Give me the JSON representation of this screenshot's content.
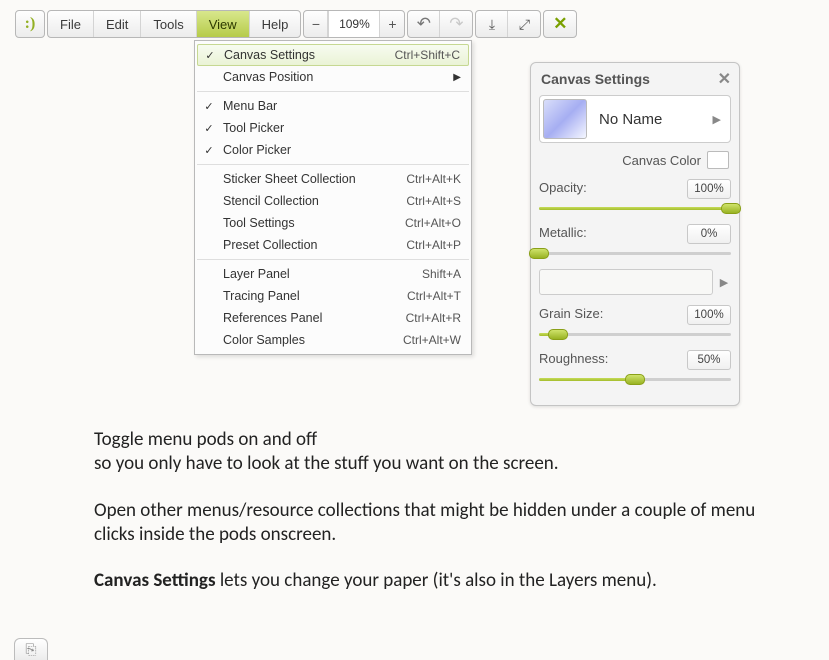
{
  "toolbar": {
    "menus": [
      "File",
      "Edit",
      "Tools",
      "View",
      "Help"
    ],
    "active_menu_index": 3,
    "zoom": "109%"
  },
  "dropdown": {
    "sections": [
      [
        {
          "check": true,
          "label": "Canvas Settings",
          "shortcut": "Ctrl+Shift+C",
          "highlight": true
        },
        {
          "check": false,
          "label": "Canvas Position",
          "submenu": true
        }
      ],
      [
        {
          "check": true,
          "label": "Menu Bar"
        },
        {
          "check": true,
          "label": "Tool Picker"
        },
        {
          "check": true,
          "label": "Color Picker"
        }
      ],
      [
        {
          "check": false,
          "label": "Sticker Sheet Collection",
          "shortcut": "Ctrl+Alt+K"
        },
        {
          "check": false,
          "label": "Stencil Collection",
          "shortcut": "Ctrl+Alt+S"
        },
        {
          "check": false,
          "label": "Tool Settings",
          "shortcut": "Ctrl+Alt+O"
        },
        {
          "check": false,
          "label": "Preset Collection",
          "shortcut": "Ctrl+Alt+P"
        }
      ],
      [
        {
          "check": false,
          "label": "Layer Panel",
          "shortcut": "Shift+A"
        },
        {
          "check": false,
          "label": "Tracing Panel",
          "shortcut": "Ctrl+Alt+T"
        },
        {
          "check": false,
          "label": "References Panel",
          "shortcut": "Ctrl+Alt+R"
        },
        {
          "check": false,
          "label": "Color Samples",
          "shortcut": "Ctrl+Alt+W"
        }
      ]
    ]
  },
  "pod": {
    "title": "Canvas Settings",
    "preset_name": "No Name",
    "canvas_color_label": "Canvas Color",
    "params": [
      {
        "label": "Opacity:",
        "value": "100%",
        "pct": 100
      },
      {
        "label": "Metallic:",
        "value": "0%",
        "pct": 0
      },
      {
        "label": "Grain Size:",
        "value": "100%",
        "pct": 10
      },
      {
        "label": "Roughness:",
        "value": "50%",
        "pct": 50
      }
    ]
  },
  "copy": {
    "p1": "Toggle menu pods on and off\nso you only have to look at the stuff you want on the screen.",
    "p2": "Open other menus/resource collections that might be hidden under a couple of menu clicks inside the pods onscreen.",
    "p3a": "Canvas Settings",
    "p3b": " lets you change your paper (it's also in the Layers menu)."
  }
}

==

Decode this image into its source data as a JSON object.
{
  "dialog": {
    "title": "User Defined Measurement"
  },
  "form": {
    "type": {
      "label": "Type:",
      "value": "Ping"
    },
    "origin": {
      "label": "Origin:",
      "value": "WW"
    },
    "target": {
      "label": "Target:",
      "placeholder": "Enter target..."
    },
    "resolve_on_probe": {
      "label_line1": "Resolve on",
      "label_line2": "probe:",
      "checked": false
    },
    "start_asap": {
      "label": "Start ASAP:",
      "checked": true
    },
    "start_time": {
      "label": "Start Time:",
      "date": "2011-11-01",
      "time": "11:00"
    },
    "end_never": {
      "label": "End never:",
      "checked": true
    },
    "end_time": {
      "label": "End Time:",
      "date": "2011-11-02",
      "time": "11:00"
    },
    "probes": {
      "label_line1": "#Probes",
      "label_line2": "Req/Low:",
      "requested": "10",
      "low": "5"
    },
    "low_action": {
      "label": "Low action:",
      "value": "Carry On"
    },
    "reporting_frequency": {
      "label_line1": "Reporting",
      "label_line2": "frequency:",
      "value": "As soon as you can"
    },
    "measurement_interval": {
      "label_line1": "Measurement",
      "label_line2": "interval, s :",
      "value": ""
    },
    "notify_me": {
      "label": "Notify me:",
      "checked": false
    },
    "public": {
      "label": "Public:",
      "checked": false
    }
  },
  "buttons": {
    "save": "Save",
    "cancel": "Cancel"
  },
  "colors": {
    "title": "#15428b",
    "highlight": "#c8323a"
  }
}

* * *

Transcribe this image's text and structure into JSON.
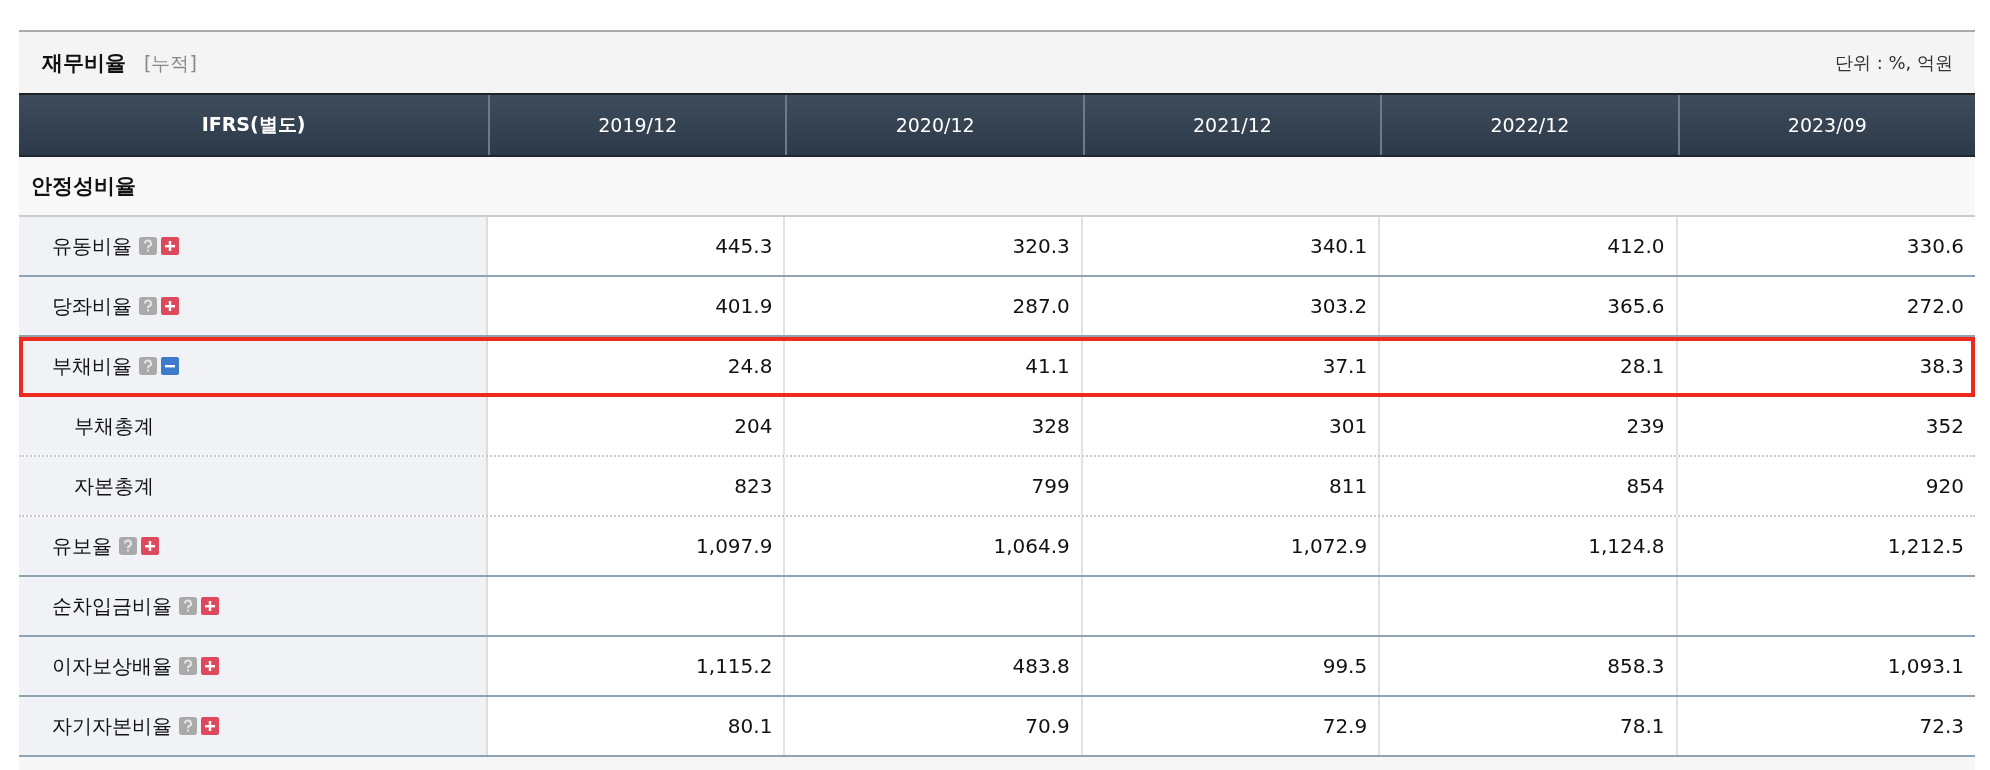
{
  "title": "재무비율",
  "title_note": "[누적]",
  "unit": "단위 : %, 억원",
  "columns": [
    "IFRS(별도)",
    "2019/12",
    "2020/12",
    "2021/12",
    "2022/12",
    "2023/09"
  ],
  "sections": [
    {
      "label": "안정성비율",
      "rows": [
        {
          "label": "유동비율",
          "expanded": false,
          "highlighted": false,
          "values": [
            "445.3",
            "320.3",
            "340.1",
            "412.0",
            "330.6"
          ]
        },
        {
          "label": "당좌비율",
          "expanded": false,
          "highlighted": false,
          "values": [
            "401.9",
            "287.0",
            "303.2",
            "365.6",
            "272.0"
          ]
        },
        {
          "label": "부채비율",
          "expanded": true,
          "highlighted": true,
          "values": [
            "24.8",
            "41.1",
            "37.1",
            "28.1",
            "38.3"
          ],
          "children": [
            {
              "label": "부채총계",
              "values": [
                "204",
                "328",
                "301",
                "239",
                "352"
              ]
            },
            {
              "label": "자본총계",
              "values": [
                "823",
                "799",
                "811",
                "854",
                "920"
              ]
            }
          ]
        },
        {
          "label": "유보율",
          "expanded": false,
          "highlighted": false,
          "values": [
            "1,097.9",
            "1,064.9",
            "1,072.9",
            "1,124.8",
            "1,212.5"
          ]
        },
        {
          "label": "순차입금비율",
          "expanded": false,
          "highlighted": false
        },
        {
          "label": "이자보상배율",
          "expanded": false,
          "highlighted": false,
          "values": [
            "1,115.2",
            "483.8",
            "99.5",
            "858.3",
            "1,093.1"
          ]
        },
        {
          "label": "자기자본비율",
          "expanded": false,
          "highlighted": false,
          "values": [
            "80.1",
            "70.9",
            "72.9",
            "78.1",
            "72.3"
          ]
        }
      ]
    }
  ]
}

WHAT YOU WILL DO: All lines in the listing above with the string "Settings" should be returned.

RESULT:
          "label": "Canvas Settings",
          "label": "Tool Settings",
    "title": "Canvas Settings",
    "p3a": "Canvas Settings",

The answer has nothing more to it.